Prove Your Love With Money Day
Last week, as my brother and I conversed while the TV was on in the background, a bright and visually offensive ad was strewn across the television. Thanks to the likes of Netflix my partner and I don’t watch live TV but opt to stream from various legal sites. Due to this, we tend to miss the majority of inane British advertisements. This pink and love heart focused add had subscribed the age old Valentine's Day marketing ploys, telling men what they’re female partner’s want this year.
This particular British supermarket was advertising the ‘ideal gifts’ for this year’s instalment of Valentine’s Day (or as I like to think of it ‘how much can I get my partner to spend on me to prove their love’ day). Favouring overused and unoriginal marketing campaigns this supermarket giant suggests a gift set for ‘her’ which includes roses, perfume, chocolate and of course, a copy of Bridget Jones’ Diary - an unimaginative gift suggestion which panders to that one idea of what women want. Year after year, retailers push the same old shtick to those in relationships with roses, lingerie, chocolate, perfume/cologne and a plethora of tacky pink and red heart shaped nik naks and decorations.
Valentine’s Day - a time of year when retail companies and restaurant saturate our television screens, magazines and newspapers with advertisements which challenge just how much we care about our partners while trying to convince us to spend a small fortune on Valentines gifts, meals and trips.
It was predicted that Brits would spend £1.9 bn on Valentine's celebrations this year, up from £130 bn last year, with the average person spending £55.38.
It’s well known that companies bump up the prices to squeeze more pennies out of doe-eyed lovers but do we really know the extent of it? Researchers have found that flower retailers double the price of their bouquets in anticipation of the holiday, while the average markup for card retailers at this time of year is between 200% and 250%. This markup is so drastic that if you spend £2.50 on a card it more than likely cost a measly 20p to produce. Hotels claim to offer ‘Valentine’s packages’ when more often than not they add a box of chocolate, a bottle of wine and a 10% raise in the cost. The 10% percent may not seem like that much of a markup but when most hotels offer limited menus to accommodate the crowded venues and rushed service, it doesn’t seem worth the extra coins.

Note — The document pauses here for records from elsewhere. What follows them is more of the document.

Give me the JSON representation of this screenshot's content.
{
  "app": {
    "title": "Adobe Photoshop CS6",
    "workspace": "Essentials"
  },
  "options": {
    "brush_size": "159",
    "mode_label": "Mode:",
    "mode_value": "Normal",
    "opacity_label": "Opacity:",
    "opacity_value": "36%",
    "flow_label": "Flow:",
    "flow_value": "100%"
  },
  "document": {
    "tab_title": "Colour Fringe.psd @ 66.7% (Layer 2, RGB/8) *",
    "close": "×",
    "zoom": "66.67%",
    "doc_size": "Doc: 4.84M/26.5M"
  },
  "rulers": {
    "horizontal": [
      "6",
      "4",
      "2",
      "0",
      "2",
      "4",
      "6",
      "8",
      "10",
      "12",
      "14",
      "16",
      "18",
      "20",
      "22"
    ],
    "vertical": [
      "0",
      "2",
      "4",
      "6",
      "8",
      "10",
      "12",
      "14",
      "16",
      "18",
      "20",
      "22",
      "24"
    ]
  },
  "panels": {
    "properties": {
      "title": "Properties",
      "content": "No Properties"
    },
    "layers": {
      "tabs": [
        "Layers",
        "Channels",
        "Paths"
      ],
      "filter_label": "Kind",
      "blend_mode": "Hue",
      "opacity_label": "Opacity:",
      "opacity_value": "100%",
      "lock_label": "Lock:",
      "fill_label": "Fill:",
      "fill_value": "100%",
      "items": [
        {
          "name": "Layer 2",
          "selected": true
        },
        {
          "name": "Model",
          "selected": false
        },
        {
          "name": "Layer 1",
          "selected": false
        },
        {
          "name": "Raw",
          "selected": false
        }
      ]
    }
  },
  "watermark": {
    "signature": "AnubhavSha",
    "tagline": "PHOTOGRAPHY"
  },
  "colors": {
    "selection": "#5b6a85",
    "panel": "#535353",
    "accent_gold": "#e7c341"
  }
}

Not only are couples pressurised into expressing their love in consumer form but single people are hit pretty hard too. Firstly, there’s no holiday celebrating singledom in our society - most likely due to a toxic notion that you’re not a complete person until you’re in a relationship. Then there’s the pressure to find someone, however incompatible they may be, to spend Valentines with as apparently we can’t enjoy our own company. If singles decide to avoid the holiday all together they’re still subjected to the obnoxious advertising, not to mention friends competing for Best Couple or Most In Love on social media(we get it, you’re in love, why brag?). Of course, there are those who stick the middle digit up to this holiday and celebrate it however they see fit. Whether it’s sitting in with some wine and a good book or going out and getting Larry with your mates, I applaud you for not adhering to this frivolous holiday.
It seems that Valentine’s Day is a breeding ground for stereotypes. Looking at the extensive examples of marketing campaigns this holiday is promoted mainly to monogamous straight couples who fit into the ‘normal couple’ ideal. The vast majority of advertisements feature heterosexual couples, further pushing the heteronormative narrative to our diverse public. Several companies are starting to include same sex couples in marriages and whilst it’s amazing for same sex couples to be getting more mainstream representation, I can’t help but question companies who seem to use equality as a marketing ploy rather than being bonafide advocates for equality. Companies offer ‘his and her’ gifts, magazines features tell men how to make this year the best Valentines for their mrs and vice versa, yet there’s a total lack in ‘his and his’ or ‘her and her’ options. If this really was a holiday about expressing love surely it should include all forms of love and not just that of the heterosexual variety?
I know it’s an old cliche and some people believe those who use the following phrase to be rather wanky but it has some truth - why should only use one day of the year to express our love for our partners? My partner and I celebrated this 'holiday' in the first year of our relationship and it just felt forced and obligatory. We spent money we didn't really have on gifts we didn't need to try and prove to just how much we loved each other - something we already knew! Seriously, why feed into the hype driven by strategic marketing campaigns for retail establishments who only want your money? Each to their own I guess, but I’d rather enjoy a shared giggle fit over an unexpected flatulent in public than be showered with obligatory gifts of flowers, chocolates and a DVD copy of Love, Actually.